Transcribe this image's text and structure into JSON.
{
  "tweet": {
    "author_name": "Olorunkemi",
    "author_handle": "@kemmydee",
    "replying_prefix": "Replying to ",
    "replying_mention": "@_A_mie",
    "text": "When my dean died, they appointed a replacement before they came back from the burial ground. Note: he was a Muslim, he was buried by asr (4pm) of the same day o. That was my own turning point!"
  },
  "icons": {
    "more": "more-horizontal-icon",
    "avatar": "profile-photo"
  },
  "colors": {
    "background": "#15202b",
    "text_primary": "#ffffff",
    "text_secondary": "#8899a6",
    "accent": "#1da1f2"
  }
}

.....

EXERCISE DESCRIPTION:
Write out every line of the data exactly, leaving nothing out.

THE ANSWER:
Transcribe this image's text and structure into JSON.
{
  "tweet": {
    "author_name": "Olorunkemi",
    "author_handle": "@kemmydee",
    "replying_prefix": "Replying to ",
    "replying_mention": "@_A_mie",
    "text": "When my dean died, they appointed a replacement before they came back from the burial ground. Note: he was a Muslim, he was buried by asr (4pm) of the same day o. That was my own turning point!"
  },
  "icons": {
    "more": "more-horizontal-icon",
    "avatar": "profile-photo"
  },
  "colors": {
    "background": "#15202b",
    "text_primary": "#ffffff",
    "text_secondary": "#8899a6",
    "accent": "#1da1f2"
  }
}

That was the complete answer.